I think the best part of the day was when a horse named Inigo Montoya started on course and we all started quoting “Princess Bride” #thefork
— Leslie Threlkeld (@LAThrelkeld) April 8, 2017
“The Princess Bride” is a cult classic film adapted from William Goldman’s novel of the same name. If you grew up in the 90s, you saw the movie too many times to count and likely memorized a string of quotable lines from its endearing characters: the brave romantic hero Westley, beautiful Princess Buttercup, the friendly giant Fezzik and his partner in crime, the indefatigable Inigo Montoya, brilliantly portrayed by actor Mandy Patinkin.
So when a horse named Inigo Montoya left the start box at The Fork Horse Trials last week, myself and several others couldn’t help but throw out a few heartfelt phrases from the movie. I got such a kick out of it, I figured we just had to catch up with this horse and rider pair to learn more about their partnership and how the name came about.
Inigo Montoya is a 7-year-old Thoroughbred gelding owned and ridden by 17-year-old Ava Cox of Seattle, Wa. Ava met “Amigo” last year when she had gone to California in search of her next horse. “I was looking for a young one to bring up. We had talked about getting a horse that was already doing a one-star and had been there, done that. But I had just sold a packer I purchased when I was younger and I wanted to get something young without a lot of miles,” Ava said.
“We didn’t even know about Amigo. We went to dinner with a friend and she mentioned a horse that might be for sale. It was a last minute look and almost didn’t happen.”
It was a perfect match right from the start. “When I rode him it just felt right. We meshed really well,” Ava said. “He got me and I got him. Our of probably ten horses we tried, he was the one. He’s so sweet and has the best personality. I think we just got along really well right from the get go.”
They ran Novice at The Event at Rebecca Farm last summer and then competed at Training for the rest of the year. Ava traveled East with her trainer Jordan Linstedt, who is prepping for Rolex Kentucky, and has enjoyed competing and taking lessons in a new area of the eventing nation. At The Fork, they took the opportunity to run the new Modified level instead of skipping ahead to Preliminary.
“I have kind of become a little bit of a backed off rider and always looking for another stride. Because he’s young I feel like I need to get him to the fence on a perfect stride so I’m a little more controlling,” she said. “The biggest thing is me trusting him to go to the fences, and doing the Modified at Tryon was the first time I was able to do that.

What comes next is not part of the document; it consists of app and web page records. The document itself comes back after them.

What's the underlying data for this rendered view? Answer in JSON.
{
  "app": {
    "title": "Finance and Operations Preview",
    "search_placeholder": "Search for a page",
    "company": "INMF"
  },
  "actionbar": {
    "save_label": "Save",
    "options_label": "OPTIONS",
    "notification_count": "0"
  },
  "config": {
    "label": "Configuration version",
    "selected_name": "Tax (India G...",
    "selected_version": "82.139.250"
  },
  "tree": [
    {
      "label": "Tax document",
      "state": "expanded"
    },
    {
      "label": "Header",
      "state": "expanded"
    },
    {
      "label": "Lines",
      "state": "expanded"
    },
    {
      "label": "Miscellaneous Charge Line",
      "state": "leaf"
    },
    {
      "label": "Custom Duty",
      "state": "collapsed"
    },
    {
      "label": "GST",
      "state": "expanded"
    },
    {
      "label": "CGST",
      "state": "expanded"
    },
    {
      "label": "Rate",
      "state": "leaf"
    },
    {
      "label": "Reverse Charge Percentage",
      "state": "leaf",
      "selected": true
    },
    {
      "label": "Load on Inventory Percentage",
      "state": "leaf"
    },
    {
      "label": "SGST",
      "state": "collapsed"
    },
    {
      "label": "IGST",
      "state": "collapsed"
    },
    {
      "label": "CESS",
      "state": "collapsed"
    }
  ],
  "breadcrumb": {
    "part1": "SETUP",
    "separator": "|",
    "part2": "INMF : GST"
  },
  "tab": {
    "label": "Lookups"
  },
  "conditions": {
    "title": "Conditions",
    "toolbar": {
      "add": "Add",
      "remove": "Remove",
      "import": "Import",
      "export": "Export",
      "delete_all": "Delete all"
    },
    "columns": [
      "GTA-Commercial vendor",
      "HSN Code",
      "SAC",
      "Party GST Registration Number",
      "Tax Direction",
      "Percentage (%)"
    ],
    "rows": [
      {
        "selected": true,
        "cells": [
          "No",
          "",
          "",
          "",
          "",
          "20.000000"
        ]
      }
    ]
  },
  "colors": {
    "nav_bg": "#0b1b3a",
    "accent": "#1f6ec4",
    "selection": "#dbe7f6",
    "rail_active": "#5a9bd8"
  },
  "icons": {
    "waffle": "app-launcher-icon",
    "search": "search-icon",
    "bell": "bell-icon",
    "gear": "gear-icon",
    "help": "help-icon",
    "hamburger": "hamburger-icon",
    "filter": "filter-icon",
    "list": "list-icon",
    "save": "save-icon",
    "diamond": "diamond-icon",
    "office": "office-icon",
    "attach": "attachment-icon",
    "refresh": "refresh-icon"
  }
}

Even though the fences were bigger, he was a different horse and paying attention to where he was putting his feet.
“Modified was by far the best decision I could have made because it showed me what I need to be ready for for Preliminary. It was a really good balance between technicality and fence height. I’m really happy with how it turned out and I hope there will be modified levels on the West Coast in the future.”
Ava said she doesn’t want to jeopardize Amigo’s confidence by moving up too soon, so she will continue running Training and Modified where possible with the hope of moving up later this year. “I’d love to go to NAJYRC but I’m not going to change my training with him to meet a goal like that. If he’s ready he’ll move up, but if not there’s no harm. I’m not in a rush.”
As for Amigo’s clever competition name, Ava credits her dad for coming up with it. “He loves that movie,” she laughed. “I didn’t want to name him after a movie but it stuck. I had told my dad he could have first choice on a name and he was so happy when I told him I’d name him (Inigo Montoya).”
Inigo Montoya the character is brave and fiercely loyal to his friends and family. Ava said the name suits her horse perfectly. “He’s such a brave, confident horse. On course he always takes care of me and back at the barn he just wants to hang out with me and cuddle.”
We wish Ava and Amigo the best of luck, and if you see them at a competition be sure to say, “Hello!”